As an alternative to the bottom-up approach of generative models, randomized reference models (RRMs) constitute a top-down approach to studying complex networks. RRMs deal with the controlled destruction of given temporal or topological structures in a complex network in order to create a distribution of reference networks retaining certain features of the original network. They are typically implemented as procedures that shuffle the edges of the network while retaining the features in question. This makes RRMs very generally applicable, and in particular in cases where we are not able to specify a realistic generative model. However, the effects of most shuffling procedures on network features remain poorly understood, complicating the interpretation of results, and the lack of a common framework has made it difficult to compare different RRMs.
I will describe a unified framework for the important class of RRMs generated by uniform shuffling procedures, which we by analogy to statistical physics will name microcanonical RRMs (MRRMs). Our framework lets us build a taxonomy of MRRMs that orders them and deduces their effects on important network features. It additionally tells us how we may generate new MRRMs by combining existing ones. I will discuss how MRRMs may be used as null models to identify statistically significant features in empirical networks. I will show how our framework can be used when we do not know how to choose the correct null model, and will apply this to characterize computational motifs in the Drosophila larval brain. I will finally show how series of different MRRMs may be used to pick apart the effects of different features of a network on dynamical processes unfolding on it.
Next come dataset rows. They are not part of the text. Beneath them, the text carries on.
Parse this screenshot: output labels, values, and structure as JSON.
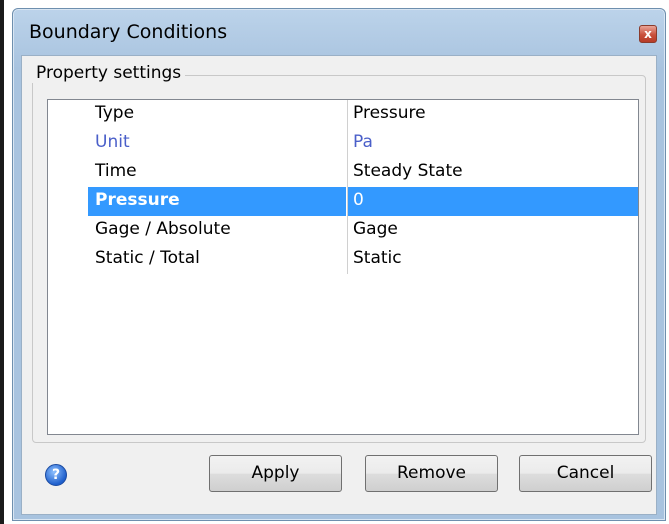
{
  "window": {
    "title": "Boundary Conditions",
    "close_glyph": "x"
  },
  "group": {
    "legend": "Property settings"
  },
  "properties": [
    {
      "name": "Type",
      "value": "Pressure",
      "state": "normal"
    },
    {
      "name": "Unit",
      "value": "Pa",
      "state": "readonly"
    },
    {
      "name": "Time",
      "value": "Steady State",
      "state": "normal"
    },
    {
      "name": "Pressure",
      "value": "0",
      "state": "selected"
    },
    {
      "name": "Gage / Absolute",
      "value": "Gage",
      "state": "normal"
    },
    {
      "name": "Static / Total",
      "value": "Static",
      "state": "normal"
    }
  ],
  "buttons": {
    "apply": "Apply",
    "remove": "Remove",
    "cancel": "Cancel"
  },
  "help": {
    "glyph": "?",
    "icon": "help-icon"
  },
  "colors": {
    "readonly_text": "#4a5fc9",
    "selected_bg": "#3399ff",
    "selected_text": "#ffffff"
  }
}
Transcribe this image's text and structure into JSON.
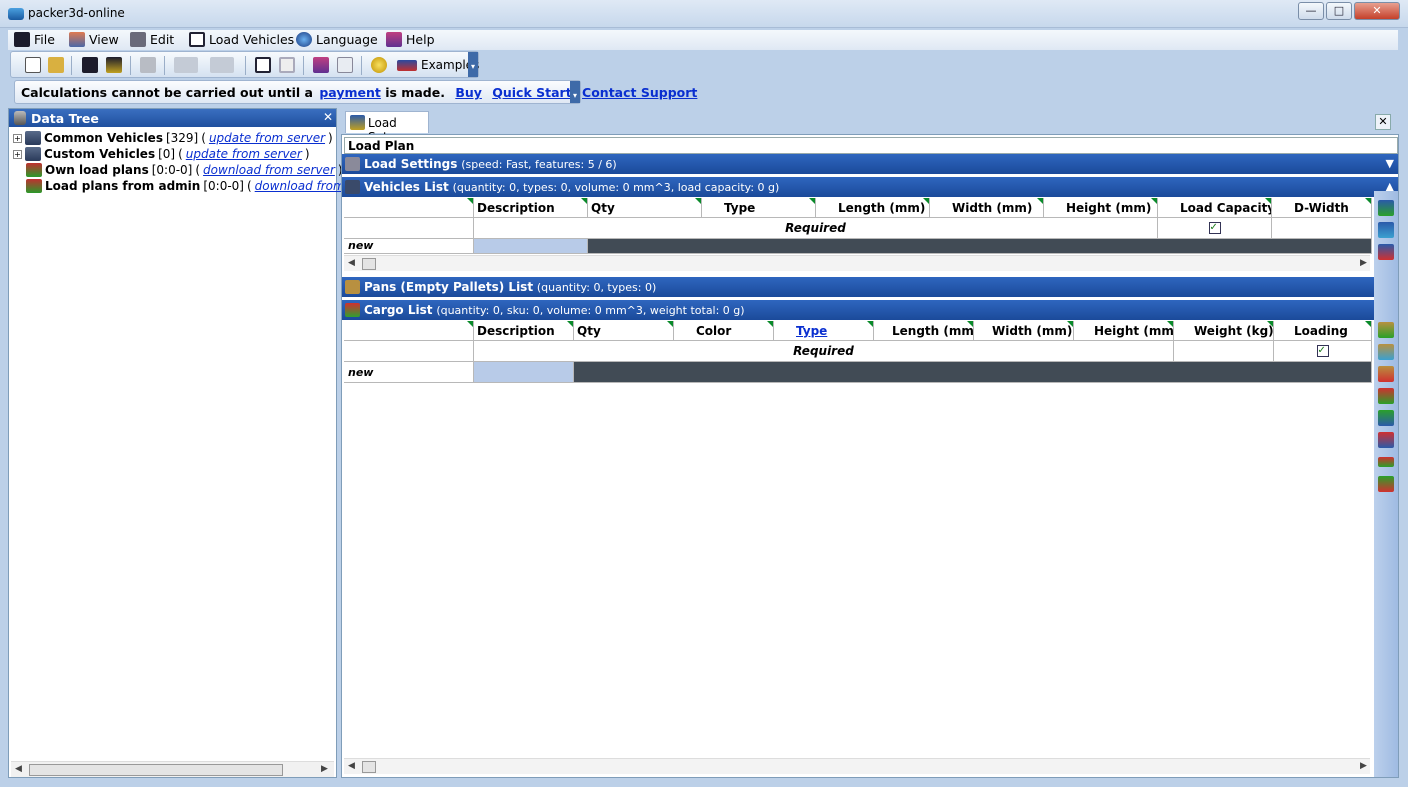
{
  "window": {
    "title": "packer3d-online",
    "minimize": "—",
    "maximize": "□",
    "close": "✕"
  },
  "menu": {
    "file": "File",
    "view": "View",
    "edit": "Edit",
    "load_vehicles": "Load Vehicles",
    "language": "Language",
    "help": "Help"
  },
  "toolbar": {
    "examples": "Examples"
  },
  "notice": {
    "text_before": "Calculations cannot be carried out until a",
    "payment": "payment",
    "text_after": "is made.",
    "buy": "Buy",
    "quick_start": "Quick Start",
    "contact": "Contact Support"
  },
  "data_tree": {
    "title": "Data Tree",
    "items": [
      {
        "name": "Common Vehicles",
        "count": "[329]",
        "link": "update from server"
      },
      {
        "name": "Custom Vehicles",
        "count": "[0]",
        "link": "update from server"
      },
      {
        "name": "Own load plans",
        "count": "[0:0-0]",
        "link": "download from server"
      },
      {
        "name": "Load plans from admin",
        "count": "[0:0-0]",
        "link": "download from server"
      }
    ]
  },
  "tabs": {
    "load_setup": "Load Setup"
  },
  "load_plan_label": "Load Plan",
  "load_settings": {
    "title": "Load Settings",
    "info": "(speed: Fast, features: 5 / 6)"
  },
  "vehicles": {
    "title": "Vehicles List",
    "info": "(quantity: 0, types: 0, volume: 0 mm^3, load capacity: 0 g)",
    "columns": [
      "Description",
      "Qty",
      "Type",
      "Length (mm)",
      "Width (mm)",
      "Height (mm)",
      "Load Capacity",
      "D-Width"
    ],
    "required": "Required",
    "new_row": "new"
  },
  "pans": {
    "title": "Pans (Empty Pallets) List",
    "info": "(quantity: 0, types: 0)"
  },
  "cargo": {
    "title": "Cargo List",
    "info": "(quantity: 0, sku: 0, volume: 0 mm^3, weight total: 0 g)",
    "columns": [
      "Description",
      "Qty",
      "Color",
      "Type",
      "Length (mm)",
      "Width (mm)",
      "Height (mm)",
      "Weight (kg)",
      "Loading"
    ],
    "required": "Required",
    "new_row": "new"
  },
  "colors": {
    "section_blue": "#1f4f9e",
    "link_blue": "#0a2fd0",
    "dark_cell": "#414b55"
  }
}
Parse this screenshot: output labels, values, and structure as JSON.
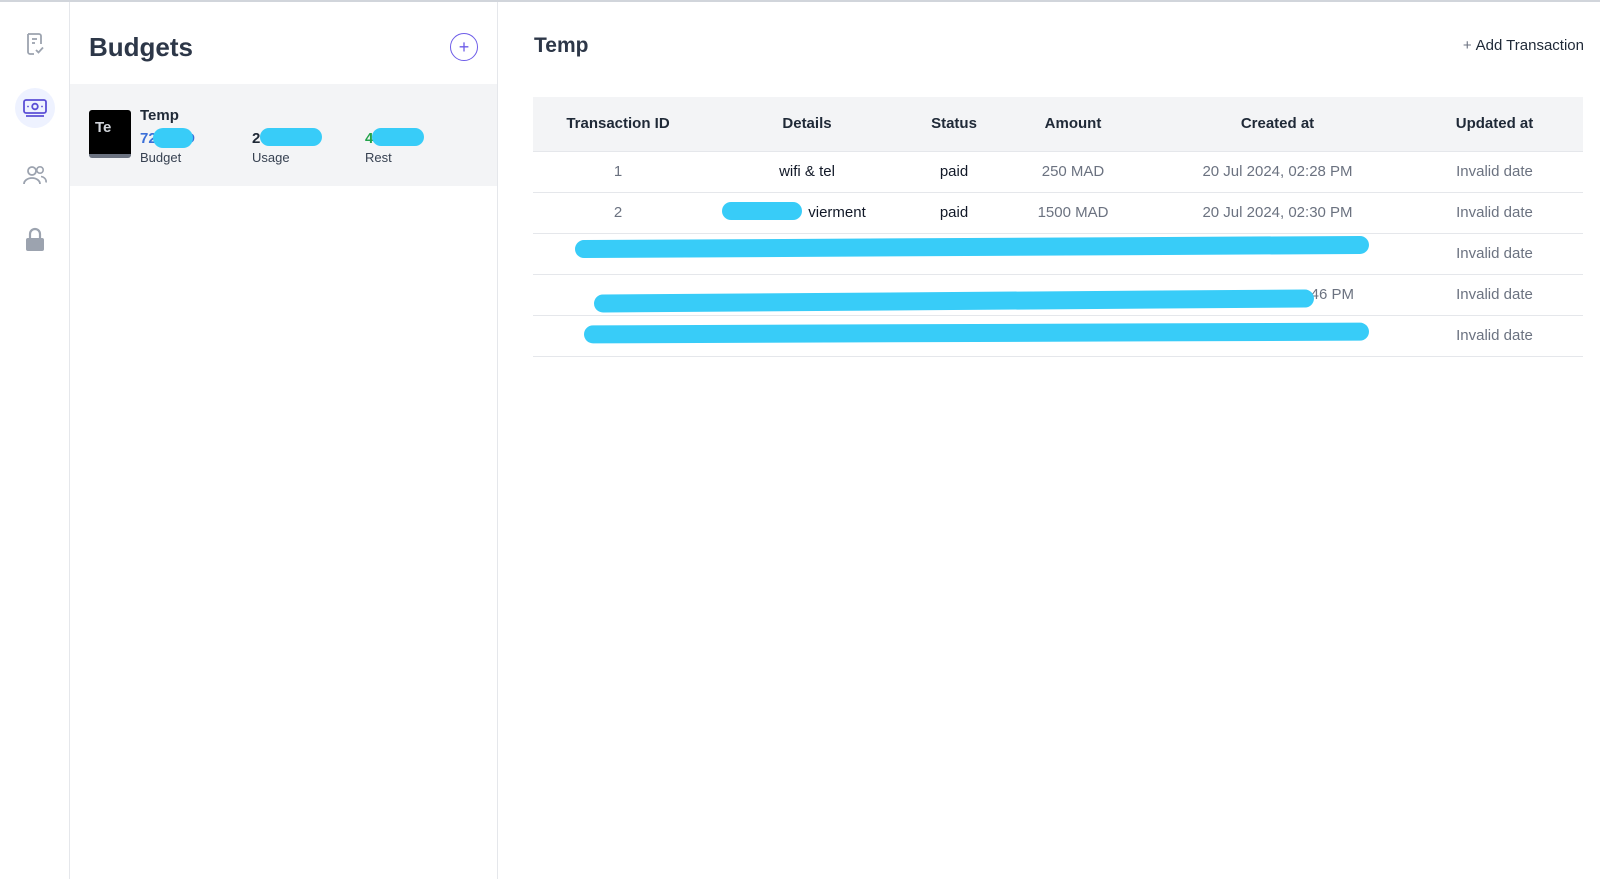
{
  "rail": {
    "items": [
      {
        "icon": "receipt-check-icon",
        "active": false
      },
      {
        "icon": "money-icon",
        "active": true
      },
      {
        "icon": "users-icon",
        "active": false
      },
      {
        "icon": "lock-icon",
        "active": false
      }
    ]
  },
  "budgets": {
    "title": "Budgets",
    "add_icon": "+",
    "card": {
      "avatar_text": "Te",
      "name": "Temp",
      "budget": {
        "value": "72 MAD",
        "label": "Budget",
        "color": "#3b6fd8"
      },
      "usage": {
        "value": "2 AD",
        "label": "Usage",
        "color": "#1f2937"
      },
      "rest": {
        "value": "4 AD",
        "label": "Rest",
        "color": "#22a34a"
      }
    }
  },
  "main": {
    "title": "Temp",
    "add_transaction": {
      "plus": "+",
      "label": "Add Transaction"
    },
    "table": {
      "columns": [
        "Transaction ID",
        "Details",
        "Status",
        "Amount",
        "Created at",
        "Updated at"
      ],
      "rows": [
        {
          "id": "1",
          "details": "wifi & tel",
          "status": "paid",
          "amount": "250 MAD",
          "created": "20 Jul 2024, 02:28 PM",
          "updated": "Invalid date"
        },
        {
          "id": "2",
          "details": "vierment",
          "status": "paid",
          "amount": "1500 MAD",
          "created": "20 Jul 2024, 02:30 PM",
          "updated": "Invalid date"
        },
        {
          "id": "",
          "details": "",
          "status": "",
          "amount": "",
          "created": "",
          "updated": "Invalid date"
        },
        {
          "id": "",
          "details": "",
          "status": "",
          "amount": "",
          "created": ":46 PM",
          "updated": "Invalid date"
        },
        {
          "id": "",
          "details": "",
          "status": "",
          "amount": "",
          "created": "",
          "updated": "Invalid date"
        }
      ]
    }
  },
  "colors": {
    "accent": "#6d5ce8",
    "redaction": "#38ccf8"
  }
}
Bio: I am a statistical physicist and biophysicist with a main interest in data-driven modeling and in developing methods for the analysis of complex dynamical systems. The focus of my research has been on time-varying (temporal) social networks and single molecule dynamics in intracellular processes. I currently work on linking the physical structure and function of the brain to behavior.